Club History

The club was formed on 3rd October 1946. It was a mild dry evening with a light westerly wind when “some score of keen photographers” met at the Odd Fellows Hall in Penzance for the inaugural meeting of The Penzance and District Photographic Society.

The first President was Mrs G Underwell, FRPS, from Mousehole, and the Chairman was Mr A E Gneagi, FRPS, from Newlyn. The annual subscription was set at a half guinea (10s 6d or 52½p).  It was decided in March 1948 that a drawing of Land’s End would be the symbol for the club and a block was obtained to use on stationery. The club met fortnightly during the winter months and in October 1947 moved to the Rechabite Hall in Penzance. In later years meetings were held at the Western Hotel, the Queen’s Hotel and now Humphry Davy School.
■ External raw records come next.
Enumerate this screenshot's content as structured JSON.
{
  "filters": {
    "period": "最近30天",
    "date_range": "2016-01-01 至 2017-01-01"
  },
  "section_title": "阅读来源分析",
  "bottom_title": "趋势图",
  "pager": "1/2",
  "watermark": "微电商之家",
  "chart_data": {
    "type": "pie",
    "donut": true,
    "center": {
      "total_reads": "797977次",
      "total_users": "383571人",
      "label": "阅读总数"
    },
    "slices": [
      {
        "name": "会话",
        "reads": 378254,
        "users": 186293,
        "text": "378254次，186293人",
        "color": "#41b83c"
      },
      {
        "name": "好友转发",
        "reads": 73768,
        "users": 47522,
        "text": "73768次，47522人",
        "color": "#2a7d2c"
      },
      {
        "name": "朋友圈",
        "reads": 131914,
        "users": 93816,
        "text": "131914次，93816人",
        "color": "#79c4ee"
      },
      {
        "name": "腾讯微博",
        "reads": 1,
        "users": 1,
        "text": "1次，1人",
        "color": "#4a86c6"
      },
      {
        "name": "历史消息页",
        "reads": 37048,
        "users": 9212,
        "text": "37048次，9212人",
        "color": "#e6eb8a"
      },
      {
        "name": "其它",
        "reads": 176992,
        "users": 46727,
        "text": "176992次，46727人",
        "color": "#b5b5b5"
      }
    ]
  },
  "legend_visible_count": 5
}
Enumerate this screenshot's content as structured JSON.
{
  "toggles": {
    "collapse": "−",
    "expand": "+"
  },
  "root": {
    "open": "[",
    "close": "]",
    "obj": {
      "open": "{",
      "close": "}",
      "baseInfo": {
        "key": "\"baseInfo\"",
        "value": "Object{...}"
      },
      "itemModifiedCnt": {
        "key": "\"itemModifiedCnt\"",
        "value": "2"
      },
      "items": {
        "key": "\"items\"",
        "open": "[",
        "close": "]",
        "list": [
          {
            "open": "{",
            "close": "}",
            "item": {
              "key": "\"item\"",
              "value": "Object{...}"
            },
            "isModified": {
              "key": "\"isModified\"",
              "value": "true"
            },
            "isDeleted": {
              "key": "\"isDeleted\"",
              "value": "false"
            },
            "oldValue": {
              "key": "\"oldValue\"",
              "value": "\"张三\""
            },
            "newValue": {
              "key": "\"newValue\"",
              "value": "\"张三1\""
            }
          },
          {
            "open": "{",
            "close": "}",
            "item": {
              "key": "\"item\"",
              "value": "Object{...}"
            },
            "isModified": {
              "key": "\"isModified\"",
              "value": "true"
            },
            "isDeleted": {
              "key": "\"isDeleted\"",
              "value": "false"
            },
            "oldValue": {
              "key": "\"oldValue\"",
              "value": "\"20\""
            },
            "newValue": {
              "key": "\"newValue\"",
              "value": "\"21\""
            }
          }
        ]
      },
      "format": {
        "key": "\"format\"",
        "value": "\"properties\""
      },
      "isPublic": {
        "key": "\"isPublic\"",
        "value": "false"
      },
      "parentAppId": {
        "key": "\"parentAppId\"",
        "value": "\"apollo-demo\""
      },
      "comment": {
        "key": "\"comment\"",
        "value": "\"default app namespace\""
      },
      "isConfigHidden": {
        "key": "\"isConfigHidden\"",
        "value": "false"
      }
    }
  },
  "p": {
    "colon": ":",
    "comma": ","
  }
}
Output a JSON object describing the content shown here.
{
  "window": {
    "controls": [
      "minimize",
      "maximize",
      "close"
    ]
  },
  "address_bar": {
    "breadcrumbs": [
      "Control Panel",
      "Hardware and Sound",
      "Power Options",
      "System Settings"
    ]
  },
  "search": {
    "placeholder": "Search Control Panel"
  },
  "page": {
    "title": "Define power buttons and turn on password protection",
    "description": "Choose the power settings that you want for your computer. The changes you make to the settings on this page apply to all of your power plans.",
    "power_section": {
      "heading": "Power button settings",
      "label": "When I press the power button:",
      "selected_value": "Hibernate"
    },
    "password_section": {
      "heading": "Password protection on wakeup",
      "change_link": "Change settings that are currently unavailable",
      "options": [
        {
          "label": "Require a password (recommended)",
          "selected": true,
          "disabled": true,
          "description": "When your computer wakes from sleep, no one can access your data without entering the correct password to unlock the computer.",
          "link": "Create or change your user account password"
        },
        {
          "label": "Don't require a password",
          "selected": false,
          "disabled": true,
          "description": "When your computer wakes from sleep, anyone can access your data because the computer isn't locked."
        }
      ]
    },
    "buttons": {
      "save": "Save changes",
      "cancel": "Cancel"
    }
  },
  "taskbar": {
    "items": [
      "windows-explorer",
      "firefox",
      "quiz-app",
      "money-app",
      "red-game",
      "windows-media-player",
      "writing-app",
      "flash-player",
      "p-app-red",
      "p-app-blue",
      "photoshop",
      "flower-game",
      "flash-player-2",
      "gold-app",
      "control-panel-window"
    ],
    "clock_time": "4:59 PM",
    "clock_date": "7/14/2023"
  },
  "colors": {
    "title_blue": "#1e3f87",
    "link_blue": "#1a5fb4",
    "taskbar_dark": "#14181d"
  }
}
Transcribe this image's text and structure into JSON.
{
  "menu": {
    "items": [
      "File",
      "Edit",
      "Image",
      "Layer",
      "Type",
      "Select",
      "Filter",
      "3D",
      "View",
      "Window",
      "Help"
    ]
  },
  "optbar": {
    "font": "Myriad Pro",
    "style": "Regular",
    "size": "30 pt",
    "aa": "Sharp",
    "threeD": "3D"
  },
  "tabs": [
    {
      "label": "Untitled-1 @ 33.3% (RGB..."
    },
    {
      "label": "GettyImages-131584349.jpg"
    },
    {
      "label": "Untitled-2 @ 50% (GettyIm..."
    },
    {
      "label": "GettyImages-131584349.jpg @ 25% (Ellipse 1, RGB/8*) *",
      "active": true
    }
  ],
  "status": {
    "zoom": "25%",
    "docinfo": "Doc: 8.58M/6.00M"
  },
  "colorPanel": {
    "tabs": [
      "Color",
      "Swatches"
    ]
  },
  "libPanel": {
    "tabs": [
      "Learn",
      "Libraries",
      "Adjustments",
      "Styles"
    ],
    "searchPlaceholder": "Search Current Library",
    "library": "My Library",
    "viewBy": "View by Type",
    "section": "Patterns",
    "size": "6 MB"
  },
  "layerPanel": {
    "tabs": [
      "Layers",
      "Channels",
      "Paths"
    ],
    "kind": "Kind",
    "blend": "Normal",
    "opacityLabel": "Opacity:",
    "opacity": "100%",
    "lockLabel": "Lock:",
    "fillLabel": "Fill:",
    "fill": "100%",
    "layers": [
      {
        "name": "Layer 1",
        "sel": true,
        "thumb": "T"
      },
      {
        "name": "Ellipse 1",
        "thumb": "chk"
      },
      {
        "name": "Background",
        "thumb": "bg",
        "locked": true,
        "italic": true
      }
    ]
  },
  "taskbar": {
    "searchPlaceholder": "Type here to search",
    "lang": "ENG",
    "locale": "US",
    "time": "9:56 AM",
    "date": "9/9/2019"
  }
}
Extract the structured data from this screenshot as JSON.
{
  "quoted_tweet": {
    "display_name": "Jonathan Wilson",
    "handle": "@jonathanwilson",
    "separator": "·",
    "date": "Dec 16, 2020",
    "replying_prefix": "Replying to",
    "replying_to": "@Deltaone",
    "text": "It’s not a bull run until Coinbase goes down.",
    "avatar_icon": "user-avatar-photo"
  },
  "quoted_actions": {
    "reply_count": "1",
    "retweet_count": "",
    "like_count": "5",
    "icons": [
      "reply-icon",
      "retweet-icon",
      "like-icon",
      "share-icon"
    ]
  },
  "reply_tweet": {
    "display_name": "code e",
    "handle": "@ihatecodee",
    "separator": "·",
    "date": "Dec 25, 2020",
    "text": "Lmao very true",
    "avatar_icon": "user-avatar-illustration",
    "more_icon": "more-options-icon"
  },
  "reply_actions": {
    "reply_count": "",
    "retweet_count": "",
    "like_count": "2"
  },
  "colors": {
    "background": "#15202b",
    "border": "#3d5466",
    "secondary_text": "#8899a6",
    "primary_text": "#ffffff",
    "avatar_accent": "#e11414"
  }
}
In the early years competitions were judged by members of the committee, with an annual competition judged by an external expert who was sent the prints to review. The members were classified for different sections of the competition into advanced workers and beginners; an intermediate classification was introduced in 1949.  

Early Club meetings often included talks by members who would demonstrate their home-made photographic equipment. In the years after the Second World War, rationing and shortages made travel very difficult, and even as late as 1948, invited members of Falmouth Club could not attend our annual dinner because of petrol shortages. During these early years Kodak Ltd and Ilford Ltd provided lantern slides and lectures which were then presented by a member of the club. 

In June 1950, Penlee House in Penzance held an exhibition of members' work, and at the same venue the following year, an open exhibition of British Photographic Art displayed 2 pictures each from 50 well-known British photographers alongside 84 pictures from local Camera Club members. This exhibition attracted over 2200 visitors. The Club archives contain a copy of the programme which includes an advertisement for the club, shown above. 

Throughout the Club's history, there have been annual dinners, and sometimes dinner dances, with outings in the summer months. A montage of images from outings is shown below. 

From the early days, cups and trophies donated by Club members and local businesses have been awarded to competition winners.

The "H M Moulson Cup" for print photographer of the year. Mr Moulson was one of the three inaugurators of the Club, and was the first Joint Hon Secretary, later becoming President for 1952-1953. Starting in December 1948, this was initially known as the Society’s Cup and was awarded for the best print of the year. Founder member Anthony Williams is the first name engraved in 1953.
The "Jack Jenkins Cup" for best slide photographer of the year. Jack joined the club in October 1949, was on the Committee in 1952 and President for 1954-1955. This trophy was initially for the best slide of the year, but is now awarded to Best Digital Photographer of the Year. 
The "Geoff Marshall Trophies" for best print and best slide at the judged-on-the-night competition. Geoff had a photographic shop in Causewayhead for many years. The competition is mentioned in the 1975-76 programme and trophies were donated in 1989. 
The "Club Theme Shield" for best entry of a subject decided by the Committee. This was originally for the Subject Competition Winner and is shown in the programme for 1983-84. 
Photo Kine Portfolio Competition for best portfolio. This trophy was donated by a photographic shop in Market Jew Street and first awarded in 1983. 
David and Joan Wills Competition for best pictorial photograph. This was originally for a subject pre-defined each year. This competition is shown in the programme for 1983-84. 
The "Les Ashworth Tankard" for best candid photograph. Les was Chairman of the Club in 1982-83 and the trophy was first presented in April 1984 when he moved to Truro; he then became a Vice-President. 
The "Abid Shah Cups" for portraiture, again donated by well-known portrait photographer whose shop was located in Causewayhead. Trophies are given for best colour print (from 1986), best black and white print (from 1993) and best slide. 
The "St Austell Brewery Cup" was given by the President to the person making the largest contribution in terms of service to the club in the year. It replaced the "President’s Award" and was first given in 1987 by Arthur Cutter to Russell Cargeeg. The last recipient was William Hocking, who holds it in perpetuity, for outstanding services to the Club and as a going away present on retirement to New Zealand. 
George Chapman Audio Visual Competition for audio visual work. This was started in 1990-1991 but is no longer presented. 
Arthur Cutter Cup for best natural history. Arthur was President from 1983 to 1996 and this trophy was donated by his family in his memory. 
The "Kiwi Competition Trophy" for best image from a selection chosen by Club members and sent on CD for judging by William and Lyn Hocking in New Zealand. The trophy is a Celtic design pewter plate donated in 2004 by William and Lyn, who both held significant roles for many years, with William being President until 2004.